Developer 'never signed contract' for €48m property plan
Published 02/02/2010 | 05:00
THE director of a major contracting firm that is suing developer Gerry Gannon's flagship firm for €48m has claimed that there was no formal contract signed before major construction works began.
Mr Gannon, the director of Gannon Homes, has been named as one of the Anglo 'golden circle' and is one of the biggest landowners in Dublin.
Yesterday Mr Justice Peter Kelly said it was "rather astonishing" that the alleged €48m works -- said to include construction costs on a major housing and commercial development -- commenced without any formal contract having been signed.
Judge Kelly, the head of Ireland's Commercial Court, said that it seemed there was no formal contract agreed between Pierse Contracting and Gannon Homes and the basis for works of such value arose from a single one-page letter from Mr Gannon's quantity surveyor.
The judge made the remarks when admitting the dispute between the two builders to the Commercial Court. The court was told there was a dispute between the parties as to the €48m figure.
The case relates to a Gannon Homes development at Clongriffin, Grange Road, Baldoyle, Dublin, which included a hotel, supermarkets, town square, residences, offices and car parks.
Pierse director Michael O'Reilly said his firm was approached about the Clongriffin development in February 2005. He said "no standard forms of conditions of contract were discussed or agreed" concerning that development.
A letter of August 24, 2005, from Mulcahy McDonagh Partnership (MMP), Gannon's quantity surveyor on the development, instructed Pierse to commence work and also purported to confirm a contract price of €86m-plus VAT, he said.

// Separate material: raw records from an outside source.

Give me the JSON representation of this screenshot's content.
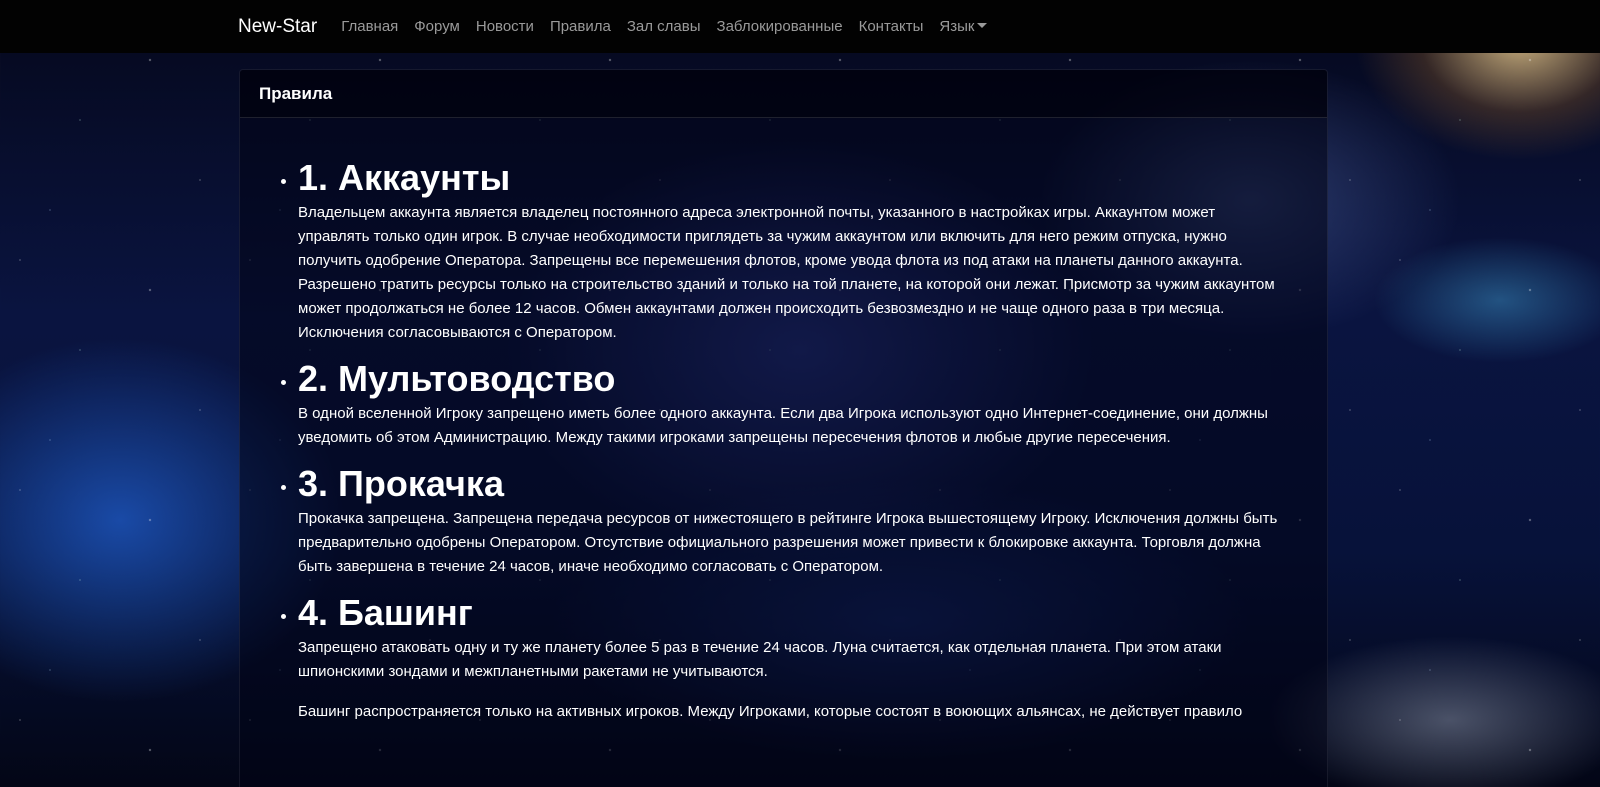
{
  "navbar": {
    "brand": "New-Star",
    "links": [
      "Главная",
      "Форум",
      "Новости",
      "Правила",
      "Зал славы",
      "Заблокированные",
      "Контакты"
    ],
    "language_label": "Язык"
  },
  "card": {
    "title": "Правила"
  },
  "rules": [
    {
      "title": "1. Аккаунты",
      "paragraphs": [
        "Владельцем аккаунта является владелец постоянного адреса электронной почты, указанного в настройках игры. Аккаунтом может управлять только один игрок. В случае необходимости приглядеть за чужим аккаунтом или включить для него режим отпуска, нужно получить одобрение Оператора. Запрещены все перемешения флотов, кроме увода флота из под атаки на планеты данного аккаунта. Разрешено тратить ресурсы только на строительство зданий и только на той планете, на которой они лежат. Присмотр за чужим аккаунтом может продолжаться не более 12 часов. Обмен аккаунтами должен происходить безвозмездно и не чаще одного раза в три месяца. Исключения согласовываются с Оператором."
      ]
    },
    {
      "title": "2. Мультоводство",
      "paragraphs": [
        "В одной вселенной Игроку запрещено иметь более одного аккаунта. Если два Игрока используют одно Интернет-соединение, они должны уведомить об этом Администрацию. Между такими игроками запрещены пересечения флотов и любые другие пересечения."
      ]
    },
    {
      "title": "3. Прокачка",
      "paragraphs": [
        "Прокачка запрещена. Запрещена передача ресурсов от нижестоящего в рейтинге Игрока вышестоящему Игроку. Исключения должны быть предварительно одобрены Оператором. Отсутствие официального разрешения может привести к блокировке аккаунта. Торговля должна быть завершена в течение 24 часов, иначе необходимо согласовать с Оператором."
      ]
    },
    {
      "title": "4. Башинг",
      "paragraphs": [
        "Запрещено атаковать одну и ту же планету более 5 раз в течение 24 часов. Луна считается, как отдельная планета. При этом атаки шпионскими зондами и межпланетными ракетами не учитываются.",
        "Башинг распространяется только на активных игроков. Между Игроками, которые состоят в воюющих альянсах, не действует правило"
      ]
    }
  ]
}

The letter referred to Pierse's programme of works but did not define the scope of works. That lack of definition placed a question mark over whether there was a contract, he said. That letter was produced at a time when the viability of the Baldoyle development was under consideration, added Mr O'Reilly.
Certain parts of the development qualified for tax relief and Gannon's "overriding priority" was to get those parts completed to qualify for tax relief by the end of July 2006, he said.
The dispute arose over whether works done by Pierse were part of the original scope of works, he said. Mechanical and electrical installation works had been costed at €5m by MMP but ultimately cost €7.5m.
Pierse had paid a sub-contractor the extra amount but Gannon Homes refused to pay Pierse and there were many more such examples, he added.
Mr O'Reilly said €48m was owed to Pierse arising from the increased scope of works and resulting costs, and acceleration costs for works carried out to ensure Gannon would get tax relief.
The case was adjourned until April.